## TASK TO COMPLETE
All records below are to be repeated precisely, with nothing added.

Page and application data records
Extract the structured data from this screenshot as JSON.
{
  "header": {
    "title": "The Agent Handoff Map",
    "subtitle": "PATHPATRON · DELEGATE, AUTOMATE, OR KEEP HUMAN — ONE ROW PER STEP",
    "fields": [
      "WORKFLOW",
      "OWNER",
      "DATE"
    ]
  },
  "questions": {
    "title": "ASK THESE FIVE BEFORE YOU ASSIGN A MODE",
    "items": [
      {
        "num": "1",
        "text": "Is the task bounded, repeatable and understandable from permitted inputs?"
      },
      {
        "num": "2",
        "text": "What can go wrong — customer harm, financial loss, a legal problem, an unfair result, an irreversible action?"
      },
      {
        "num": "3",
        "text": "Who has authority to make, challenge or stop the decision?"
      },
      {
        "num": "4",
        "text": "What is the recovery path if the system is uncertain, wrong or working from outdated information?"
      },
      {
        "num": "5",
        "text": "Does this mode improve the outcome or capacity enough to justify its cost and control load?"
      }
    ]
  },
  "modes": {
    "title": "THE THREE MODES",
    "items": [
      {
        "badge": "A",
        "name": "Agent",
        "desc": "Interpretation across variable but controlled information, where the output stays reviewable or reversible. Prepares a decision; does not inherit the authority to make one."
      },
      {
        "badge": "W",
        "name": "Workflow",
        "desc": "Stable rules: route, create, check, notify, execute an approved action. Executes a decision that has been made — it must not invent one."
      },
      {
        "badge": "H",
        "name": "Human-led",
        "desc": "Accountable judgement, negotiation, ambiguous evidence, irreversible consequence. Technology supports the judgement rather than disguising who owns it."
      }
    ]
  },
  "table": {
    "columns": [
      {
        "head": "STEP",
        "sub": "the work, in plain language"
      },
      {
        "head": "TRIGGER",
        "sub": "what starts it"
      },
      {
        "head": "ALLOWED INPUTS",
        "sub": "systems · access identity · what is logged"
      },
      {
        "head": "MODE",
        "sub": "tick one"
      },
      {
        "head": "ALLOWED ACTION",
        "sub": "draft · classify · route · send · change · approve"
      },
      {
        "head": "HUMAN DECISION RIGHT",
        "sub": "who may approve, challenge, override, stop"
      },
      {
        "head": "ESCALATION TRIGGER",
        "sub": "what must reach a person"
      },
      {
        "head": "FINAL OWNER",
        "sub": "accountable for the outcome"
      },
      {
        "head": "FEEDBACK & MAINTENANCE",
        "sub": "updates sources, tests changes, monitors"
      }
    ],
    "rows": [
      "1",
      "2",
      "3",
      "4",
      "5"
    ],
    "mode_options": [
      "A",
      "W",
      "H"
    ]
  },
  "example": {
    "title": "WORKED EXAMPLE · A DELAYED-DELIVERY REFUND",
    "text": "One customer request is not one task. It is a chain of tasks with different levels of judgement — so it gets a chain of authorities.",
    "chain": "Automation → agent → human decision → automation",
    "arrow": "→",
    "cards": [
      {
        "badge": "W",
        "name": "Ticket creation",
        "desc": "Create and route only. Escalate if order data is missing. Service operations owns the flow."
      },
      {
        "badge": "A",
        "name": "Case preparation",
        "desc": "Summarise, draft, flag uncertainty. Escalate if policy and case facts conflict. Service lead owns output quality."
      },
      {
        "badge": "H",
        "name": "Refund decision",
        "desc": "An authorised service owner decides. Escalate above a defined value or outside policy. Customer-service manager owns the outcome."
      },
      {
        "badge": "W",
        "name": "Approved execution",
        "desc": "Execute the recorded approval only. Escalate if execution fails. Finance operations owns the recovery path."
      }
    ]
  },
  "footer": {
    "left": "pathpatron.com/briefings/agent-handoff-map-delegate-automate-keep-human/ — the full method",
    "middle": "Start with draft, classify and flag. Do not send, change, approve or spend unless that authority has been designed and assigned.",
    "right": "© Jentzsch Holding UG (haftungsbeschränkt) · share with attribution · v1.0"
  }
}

## COMPLETED EXERCISE
Extract the structured data from this screenshot as JSON.
{
  "header": {
    "title": "The Agent Handoff Map",
    "subtitle": "PATHPATRON · DELEGATE, AUTOMATE, OR KEEP HUMAN — ONE ROW PER STEP",
    "fields": [
      "WORKFLOW",
      "OWNER",
      "DATE"
    ]
  },
  "questions": {
    "title": "ASK THESE FIVE BEFORE YOU ASSIGN A MODE",
    "items": [
      {
        "num": "1",
        "text": "Is the task bounded, repeatable and understandable from permitted inputs?"
      },
      {
        "num": "2",
        "text": "What can go wrong — customer harm, financial loss, a legal problem, an unfair result, an irreversible action?"
      },
      {
        "num": "3",
        "text": "Who has authority to make, challenge or stop the decision?"
      },
      {
        "num": "4",
        "text": "What is the recovery path if the system is uncertain, wrong or working from outdated information?"
      },
      {
        "num": "5",
        "text": "Does this mode improve the outcome or capacity enough to justify its cost and control load?"
      }
    ]
  },
  "modes": {
    "title": "THE THREE MODES",
    "items": [
      {
        "badge": "A",
        "name": "Agent",
        "desc": "Interpretation across variable but controlled information, where the output stays reviewable or reversible. Prepares a decision; does not inherit the authority to make one."
      },
      {
        "badge": "W",
        "name": "Workflow",
        "desc": "Stable rules: route, create, check, notify, execute an approved action. Executes a decision that has been made — it must not invent one."
      },
      {
        "badge": "H",
        "name": "Human-led",
        "desc": "Accountable judgement, negotiation, ambiguous evidence, irreversible consequence. Technology supports the judgement rather than disguising who owns it."
      }
    ]
  },
  "table": {
    "columns": [
      {
        "head": "STEP",
        "sub": "the work, in plain language"
      },
      {
        "head": "TRIGGER",
        "sub": "what starts it"
      },
      {
        "head": "ALLOWED INPUTS",
        "sub": "systems · access identity · what is logged"
      },
      {
        "head": "MODE",
        "sub": "tick one"
      },
      {
        "head": "ALLOWED ACTION",
        "sub": "draft · classify · route · send · change · approve"
      },
      {
        "head": "HUMAN DECISION RIGHT",
        "sub": "who may approve, challenge, override, stop"
      },
      {
        "head": "ESCALATION TRIGGER",
        "sub": "what must reach a person"
      },
      {
        "head": "FINAL OWNER",
        "sub": "accountable for the outcome"
      },
      {
        "head": "FEEDBACK & MAINTENANCE",
        "sub": "updates sources, tests changes, monitors"
      }
    ],
    "rows": [
      "1",
      "2",
      "3",
      "4",
      "5"
    ],
    "mode_options": [
      "A",
      "W",
      "H"
    ]
  },
  "example": {
    "title": "WORKED EXAMPLE · A DELAYED-DELIVERY REFUND",
    "text": "One customer request is not one task. It is a chain of tasks with different levels of judgement — so it gets a chain of authorities.",
    "chain": "Automation → agent → human decision → automation",
    "arrow": "→",
    "cards": [
      {
        "badge": "W",
        "name": "Ticket creation",
        "desc": "Create and route only. Escalate if order data is missing. Service operations owns the flow."
      },
      {
        "badge": "A",
        "name": "Case preparation",
        "desc": "Summarise, draft, flag uncertainty. Escalate if policy and case facts conflict. Service lead owns output quality."
      },
      {
        "badge": "H",
        "name": "Refund decision",
        "desc": "An authorised service owner decides. Escalate above a defined value or outside policy. Customer-service manager owns the outcome."
      },
      {
        "badge": "W",
        "name": "Approved execution",
        "desc": "Execute the recorded approval only. Escalate if execution fails. Finance operations owns the recovery path."
      }
    ]
  },
  "footer": {
    "left": "pathpatron.com/briefings/agent-handoff-map-delegate-automate-keep-human/ — the full method",
    "middle": "Start with draft, classify and flag. Do not send, change, approve or spend unless that authority has been designed and assigned.",
    "right": "© Jentzsch Holding UG (haftungsbeschränkt) · share with attribution · v1.0"
  }
}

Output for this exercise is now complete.